I walked into the extended stay motel, it’s early December, it’s cold and it’s dark. There are a lot of service/industrial type trucks of all sizes in the parking lot with mainly men in work clothes coming in and out at the end of a workday. I enter a standard sized, motel room with two beds. I remember a sink to my left filled with plastic syringe type barrels. This is where I first meet Faythe. She is seated in a wheelchair. She can’t talk, she can’t walk, she can’t dress herself, or feed herself. I meet her grandparents, Becky and Art, who were, and are, raising her.
Faythe had been a passenger in a single car collision that struck a tree head on. It was serious collision that killed the driver and severely injured the other passenger. A few minutes before the collision a police officer saw the vehicle and noted it was not doing anything out of the ordinary. As it turned out he was the first at the scene of the accident. He found Faythe unconscious and not breathing. After he removed her from the vehicle he put her in the “recovery position on her side and she began breathing but was still unresponsive.”
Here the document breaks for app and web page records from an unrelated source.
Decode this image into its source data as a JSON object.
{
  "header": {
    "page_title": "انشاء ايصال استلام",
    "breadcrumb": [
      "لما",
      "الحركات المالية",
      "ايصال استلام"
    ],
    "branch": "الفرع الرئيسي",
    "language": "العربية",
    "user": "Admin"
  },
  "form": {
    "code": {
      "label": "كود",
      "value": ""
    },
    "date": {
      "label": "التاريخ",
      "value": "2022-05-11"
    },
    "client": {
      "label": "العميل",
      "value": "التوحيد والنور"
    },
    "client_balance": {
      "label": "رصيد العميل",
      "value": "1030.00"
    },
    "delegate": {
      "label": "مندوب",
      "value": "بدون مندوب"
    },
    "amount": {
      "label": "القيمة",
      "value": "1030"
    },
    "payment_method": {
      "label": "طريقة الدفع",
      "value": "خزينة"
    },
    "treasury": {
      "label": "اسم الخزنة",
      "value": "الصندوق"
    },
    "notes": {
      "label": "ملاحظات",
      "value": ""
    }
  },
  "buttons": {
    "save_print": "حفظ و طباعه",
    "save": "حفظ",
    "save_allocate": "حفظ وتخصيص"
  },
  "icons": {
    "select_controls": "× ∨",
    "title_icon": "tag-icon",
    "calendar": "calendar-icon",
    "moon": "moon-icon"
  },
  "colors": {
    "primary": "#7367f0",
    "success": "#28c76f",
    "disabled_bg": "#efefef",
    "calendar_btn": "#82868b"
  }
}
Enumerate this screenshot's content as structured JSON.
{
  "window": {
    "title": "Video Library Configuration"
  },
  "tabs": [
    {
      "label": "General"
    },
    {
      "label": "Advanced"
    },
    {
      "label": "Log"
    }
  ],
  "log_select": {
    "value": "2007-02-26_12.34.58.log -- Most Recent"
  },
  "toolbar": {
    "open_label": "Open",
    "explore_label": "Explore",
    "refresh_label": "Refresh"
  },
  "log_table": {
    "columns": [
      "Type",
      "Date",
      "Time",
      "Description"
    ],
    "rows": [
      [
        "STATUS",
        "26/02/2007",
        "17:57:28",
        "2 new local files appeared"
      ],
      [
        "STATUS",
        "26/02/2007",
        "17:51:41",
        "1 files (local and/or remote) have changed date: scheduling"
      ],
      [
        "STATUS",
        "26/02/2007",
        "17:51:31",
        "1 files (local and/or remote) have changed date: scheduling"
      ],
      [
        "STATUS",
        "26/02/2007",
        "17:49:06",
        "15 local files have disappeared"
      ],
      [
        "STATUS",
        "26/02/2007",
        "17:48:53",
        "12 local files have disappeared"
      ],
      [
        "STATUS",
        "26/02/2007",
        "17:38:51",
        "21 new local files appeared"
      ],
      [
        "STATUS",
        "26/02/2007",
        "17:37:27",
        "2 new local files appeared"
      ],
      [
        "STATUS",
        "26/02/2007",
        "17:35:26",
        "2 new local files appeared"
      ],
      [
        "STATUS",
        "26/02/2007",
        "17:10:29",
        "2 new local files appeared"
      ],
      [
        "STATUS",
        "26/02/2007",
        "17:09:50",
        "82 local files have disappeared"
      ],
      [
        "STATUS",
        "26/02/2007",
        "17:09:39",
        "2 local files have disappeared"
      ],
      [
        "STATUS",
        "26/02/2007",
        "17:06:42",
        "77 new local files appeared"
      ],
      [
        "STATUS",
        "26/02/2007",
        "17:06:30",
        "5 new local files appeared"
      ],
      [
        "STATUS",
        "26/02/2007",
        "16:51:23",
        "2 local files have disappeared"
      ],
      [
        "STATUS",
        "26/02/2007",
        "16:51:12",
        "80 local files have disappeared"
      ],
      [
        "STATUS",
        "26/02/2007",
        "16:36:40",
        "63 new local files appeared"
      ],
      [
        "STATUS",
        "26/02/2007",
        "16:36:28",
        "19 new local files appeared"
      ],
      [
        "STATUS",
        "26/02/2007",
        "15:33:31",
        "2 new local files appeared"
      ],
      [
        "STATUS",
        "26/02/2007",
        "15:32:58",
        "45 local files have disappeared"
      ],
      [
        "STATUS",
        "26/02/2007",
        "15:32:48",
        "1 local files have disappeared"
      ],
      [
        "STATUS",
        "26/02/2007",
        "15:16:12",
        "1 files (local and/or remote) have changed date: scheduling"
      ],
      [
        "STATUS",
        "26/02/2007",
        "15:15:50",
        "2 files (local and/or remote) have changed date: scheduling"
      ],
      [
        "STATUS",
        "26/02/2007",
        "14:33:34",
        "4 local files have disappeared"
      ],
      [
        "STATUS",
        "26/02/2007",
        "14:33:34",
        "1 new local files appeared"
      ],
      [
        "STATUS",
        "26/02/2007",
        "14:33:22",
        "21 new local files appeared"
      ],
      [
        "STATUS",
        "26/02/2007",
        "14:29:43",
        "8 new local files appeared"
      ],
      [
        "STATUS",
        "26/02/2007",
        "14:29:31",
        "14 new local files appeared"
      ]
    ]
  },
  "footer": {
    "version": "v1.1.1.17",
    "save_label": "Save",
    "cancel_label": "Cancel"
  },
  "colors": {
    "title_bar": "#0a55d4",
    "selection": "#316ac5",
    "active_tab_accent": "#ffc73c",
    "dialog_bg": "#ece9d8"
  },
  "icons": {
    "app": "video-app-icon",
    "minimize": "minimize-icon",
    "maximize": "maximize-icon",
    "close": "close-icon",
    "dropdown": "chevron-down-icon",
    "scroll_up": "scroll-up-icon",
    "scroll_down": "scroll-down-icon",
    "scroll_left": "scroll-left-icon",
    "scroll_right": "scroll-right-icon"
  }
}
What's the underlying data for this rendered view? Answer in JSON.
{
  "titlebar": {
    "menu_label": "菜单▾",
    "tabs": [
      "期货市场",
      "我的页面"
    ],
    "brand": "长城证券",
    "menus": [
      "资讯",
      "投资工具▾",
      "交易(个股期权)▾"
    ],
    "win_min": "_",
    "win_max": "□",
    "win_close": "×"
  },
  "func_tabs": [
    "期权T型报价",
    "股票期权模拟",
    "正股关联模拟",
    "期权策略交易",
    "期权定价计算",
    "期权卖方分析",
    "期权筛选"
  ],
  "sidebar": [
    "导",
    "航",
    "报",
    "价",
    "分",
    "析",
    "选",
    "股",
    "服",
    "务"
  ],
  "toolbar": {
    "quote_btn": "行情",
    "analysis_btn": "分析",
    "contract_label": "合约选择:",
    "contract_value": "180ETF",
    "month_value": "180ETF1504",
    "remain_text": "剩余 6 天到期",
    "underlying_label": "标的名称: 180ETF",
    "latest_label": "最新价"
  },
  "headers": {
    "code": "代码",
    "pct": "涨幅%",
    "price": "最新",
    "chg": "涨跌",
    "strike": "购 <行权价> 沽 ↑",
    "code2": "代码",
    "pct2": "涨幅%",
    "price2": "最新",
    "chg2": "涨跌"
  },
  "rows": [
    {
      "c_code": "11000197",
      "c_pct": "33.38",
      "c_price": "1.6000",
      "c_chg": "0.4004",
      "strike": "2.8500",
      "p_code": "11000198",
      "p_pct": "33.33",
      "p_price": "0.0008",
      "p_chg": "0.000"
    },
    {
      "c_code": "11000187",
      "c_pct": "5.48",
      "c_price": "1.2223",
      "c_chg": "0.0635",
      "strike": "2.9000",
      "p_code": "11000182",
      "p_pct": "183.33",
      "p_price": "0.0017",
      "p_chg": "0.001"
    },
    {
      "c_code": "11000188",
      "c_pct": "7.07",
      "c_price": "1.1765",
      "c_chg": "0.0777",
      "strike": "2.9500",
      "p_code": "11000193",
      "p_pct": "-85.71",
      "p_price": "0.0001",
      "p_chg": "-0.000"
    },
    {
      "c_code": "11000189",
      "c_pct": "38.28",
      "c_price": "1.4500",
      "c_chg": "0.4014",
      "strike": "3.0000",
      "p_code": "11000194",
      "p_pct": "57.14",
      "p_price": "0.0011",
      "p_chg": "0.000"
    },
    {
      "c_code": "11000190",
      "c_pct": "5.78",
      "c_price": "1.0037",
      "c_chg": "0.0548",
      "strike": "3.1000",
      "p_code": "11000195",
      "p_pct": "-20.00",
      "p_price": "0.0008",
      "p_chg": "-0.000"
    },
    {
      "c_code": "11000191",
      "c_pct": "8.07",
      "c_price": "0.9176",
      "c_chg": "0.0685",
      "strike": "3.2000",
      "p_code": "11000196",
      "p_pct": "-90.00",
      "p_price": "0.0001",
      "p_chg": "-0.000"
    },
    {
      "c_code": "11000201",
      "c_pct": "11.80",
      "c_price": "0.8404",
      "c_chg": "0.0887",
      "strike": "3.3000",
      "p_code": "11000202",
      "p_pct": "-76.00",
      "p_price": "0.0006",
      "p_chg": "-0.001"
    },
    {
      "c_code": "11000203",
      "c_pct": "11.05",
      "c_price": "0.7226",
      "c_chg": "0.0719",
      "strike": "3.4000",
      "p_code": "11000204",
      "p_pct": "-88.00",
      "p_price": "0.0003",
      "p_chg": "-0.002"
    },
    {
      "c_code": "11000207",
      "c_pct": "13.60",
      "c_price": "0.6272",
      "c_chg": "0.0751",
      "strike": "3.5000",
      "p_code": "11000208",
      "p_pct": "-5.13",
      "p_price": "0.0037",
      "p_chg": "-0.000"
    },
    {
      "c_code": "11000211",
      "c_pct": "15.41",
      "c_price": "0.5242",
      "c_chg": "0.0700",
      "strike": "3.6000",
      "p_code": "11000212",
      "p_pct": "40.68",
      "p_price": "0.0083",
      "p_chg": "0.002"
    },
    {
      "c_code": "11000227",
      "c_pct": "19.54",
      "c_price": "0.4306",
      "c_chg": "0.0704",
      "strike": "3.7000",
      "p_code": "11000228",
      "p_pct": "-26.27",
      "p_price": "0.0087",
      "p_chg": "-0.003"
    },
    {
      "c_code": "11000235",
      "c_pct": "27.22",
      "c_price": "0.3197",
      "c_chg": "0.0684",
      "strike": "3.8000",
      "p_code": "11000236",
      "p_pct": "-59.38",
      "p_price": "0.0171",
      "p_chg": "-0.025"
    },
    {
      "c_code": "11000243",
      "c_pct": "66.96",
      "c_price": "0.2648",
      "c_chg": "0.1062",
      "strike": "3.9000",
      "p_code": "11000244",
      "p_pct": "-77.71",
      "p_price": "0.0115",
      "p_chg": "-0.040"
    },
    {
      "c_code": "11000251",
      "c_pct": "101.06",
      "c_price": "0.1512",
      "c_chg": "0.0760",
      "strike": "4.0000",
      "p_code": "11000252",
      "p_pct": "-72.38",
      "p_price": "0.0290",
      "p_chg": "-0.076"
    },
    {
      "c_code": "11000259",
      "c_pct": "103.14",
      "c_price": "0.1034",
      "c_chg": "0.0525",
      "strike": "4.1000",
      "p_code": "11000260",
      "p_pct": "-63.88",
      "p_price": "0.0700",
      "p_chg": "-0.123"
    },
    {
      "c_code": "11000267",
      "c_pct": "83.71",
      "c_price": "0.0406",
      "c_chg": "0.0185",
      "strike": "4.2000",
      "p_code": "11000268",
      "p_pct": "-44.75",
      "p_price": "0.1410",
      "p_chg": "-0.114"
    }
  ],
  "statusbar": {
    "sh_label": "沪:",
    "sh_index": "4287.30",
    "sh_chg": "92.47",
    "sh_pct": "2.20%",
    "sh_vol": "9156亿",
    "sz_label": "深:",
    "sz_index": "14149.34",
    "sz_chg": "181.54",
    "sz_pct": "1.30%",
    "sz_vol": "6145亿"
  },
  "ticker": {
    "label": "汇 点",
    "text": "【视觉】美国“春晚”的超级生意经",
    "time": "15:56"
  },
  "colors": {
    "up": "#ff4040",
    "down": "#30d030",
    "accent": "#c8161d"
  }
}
Now, three months later, Faythe, after suffering the traumatic brain injury and being in a coma, was beginning rehabilitation when I met her and her grandparents in the motel. Becky, her grandma, was her “go-to” for daily living, spending 10 to 12 hours, and sometimes more, with 2-hour feedings 3 times a day, along with: dressing, personal care, medication, transporting Faythe to and from rehab and everything in between. This is the daily routine, day-in/day-out, five days a week, for months on end, all while living in this motel room. On weekends Becky’s husband Art helped; however during the week he had to work, usually out of town, to keep the health insurance in effect that was paying for the rehabilitation.
Flash forward – see the photo? That’s Faythe, Becky (Faythe’s grandmother) and myself. This is the miracle. This is the day we went to court to obtain approval of Faythe’s settlement. Faythe is a beautiful, young lady with kind eyes. She’s smart and has a wicked sense of humor. She walks a bit slowly, with a noticeable hitch and is a bit unsteady going down stairs – but such a long way from being wheelchair-bound. Faythe’s going to graduate from high school next year. Becky told me that at school the other kids avoided Faythe. At lunch time she sits with the teachers, counselors and the school principal. That upset me, but then Faythe said it’s okay- the other teens just don’t know how to deal with her disability. What a lesson I learned that day from a young girl who was turning 17-years old in two days’ time. Faythe is a Christmas baby, born on December 23rd.
Becky said with some of the settlement money they were going to get dancing lessons for Faythe in order to help her with her stability and movement. I hope I get invited to a future dance recital as I love God’s miracles.
Here’s to miracles big and small in your life.